Even if a Veteran’s condition began in service or can be linked directly to a service-connected condition, it can also be linked through obesity. You should make the secondary condition argument. There can be multiple avenues for service connection. For instance, going back to the post-traumatic stress disorder example, there have been many studies showing that it can be causally linked to sleep apnea. In other words, sleep apnea appears to be caused by post-traumatic stress disorder. However, obstructive sleep apnea can also be caused by obesity, which in turn can be linked to post-traumatic stress disorder.
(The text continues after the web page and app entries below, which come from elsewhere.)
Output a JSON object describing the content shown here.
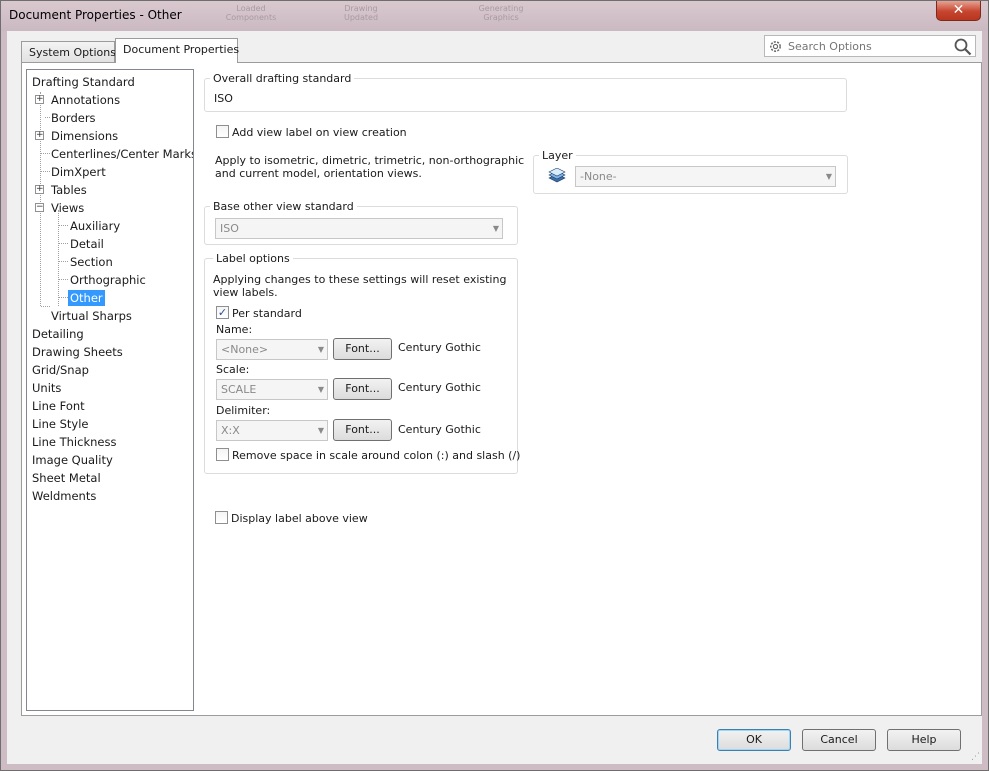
{
  "window": {
    "title": "Document Properties - Other",
    "background_tabs": [
      "Loaded\nComponents",
      "Drawing\nUpdated",
      "Generating\nGraphics"
    ],
    "close_glyph": "✕"
  },
  "tabs": [
    {
      "label": "System Options"
    },
    {
      "label": "Document Properties"
    }
  ],
  "search": {
    "placeholder": "Search Options"
  },
  "tree": {
    "items": [
      {
        "label": "Drafting Standard"
      },
      {
        "label": "Annotations"
      },
      {
        "label": "Borders"
      },
      {
        "label": "Dimensions"
      },
      {
        "label": "Centerlines/Center Marks"
      },
      {
        "label": "DimXpert"
      },
      {
        "label": "Tables"
      },
      {
        "label": "Views"
      },
      {
        "label": "Auxiliary"
      },
      {
        "label": "Detail"
      },
      {
        "label": "Section"
      },
      {
        "label": "Orthographic"
      },
      {
        "label": "Other"
      },
      {
        "label": "Virtual Sharps"
      },
      {
        "label": "Detailing"
      },
      {
        "label": "Drawing Sheets"
      },
      {
        "label": "Grid/Snap"
      },
      {
        "label": "Units"
      },
      {
        "label": "Line Font"
      },
      {
        "label": "Line Style"
      },
      {
        "label": "Line Thickness"
      },
      {
        "label": "Image Quality"
      },
      {
        "label": "Sheet Metal"
      },
      {
        "label": "Weldments"
      }
    ],
    "expander_plus": "+",
    "expander_minus": "−",
    "selected": "Other"
  },
  "overall": {
    "label": "Overall drafting standard",
    "value": "ISO"
  },
  "add_view_label": {
    "label": "Add view label on view creation",
    "checked": false
  },
  "apply_text": {
    "line1": "Apply to isometric, dimetric, trimetric, non-orthographic",
    "line2": "and current model, orientation views."
  },
  "layer": {
    "label": "Layer",
    "value": "-None-",
    "icon": "layer-stack-icon"
  },
  "base_standard": {
    "label": "Base other view standard",
    "value": "ISO"
  },
  "label_options": {
    "label": "Label options",
    "note_line1": "Applying changes to these settings will reset existing",
    "note_line2": "view labels.",
    "per_standard": {
      "label": "Per standard",
      "checked": true,
      "mark": "✓"
    },
    "name": {
      "label": "Name:",
      "value": "<None>",
      "font_button": "Font...",
      "font": "Century Gothic"
    },
    "scale": {
      "label": "Scale:",
      "value": "SCALE",
      "font_button": "Font...",
      "font": "Century Gothic"
    },
    "delimiter": {
      "label": "Delimiter:",
      "value": "X:X",
      "font_button": "Font...",
      "font": "Century Gothic"
    },
    "remove_space": {
      "label": "Remove space in scale around colon (:) and slash (/)",
      "checked": false
    }
  },
  "display_above": {
    "label": "Display label above view",
    "checked": false
  },
  "buttons": {
    "ok": "OK",
    "cancel": "Cancel",
    "help": "Help"
  },
  "combo_arrow": "▼"
}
By making both arguments, the Veteran would increase their chance of being granted service connection for sleep apnea.

Though obesity can be a difficult subject for many people to talk about, it can provide an important link between service-connected conditions and those caused by weight gain. Making the argument for secondary service connection is one of the many ways a Veteran can help ensure the best possible outcome when applying for VA benefits.

Veterans Disability Lawyers

Obesity is a common condition for Veterans. If a Veteran’s service links their obesity to a service-connected condition and causing other disabilities, you are entitled to disability compensation and a VA disability rating. If you applied for disability benefits related to a Veteran’s obesity and were denied and need another medical opinion, Berry Law can help get you a VA disability claim and VA disability compensation.

Berry Law helps Veterans appeal unfavorable VA decisions to get the full disability compensation they deserve. With attorneys from the Army, Navy, Air Force, and Marine Corps, Berry Law is well equipped to get you the disability compensation you deserve. Contact Berry Law today for a free case evaluation.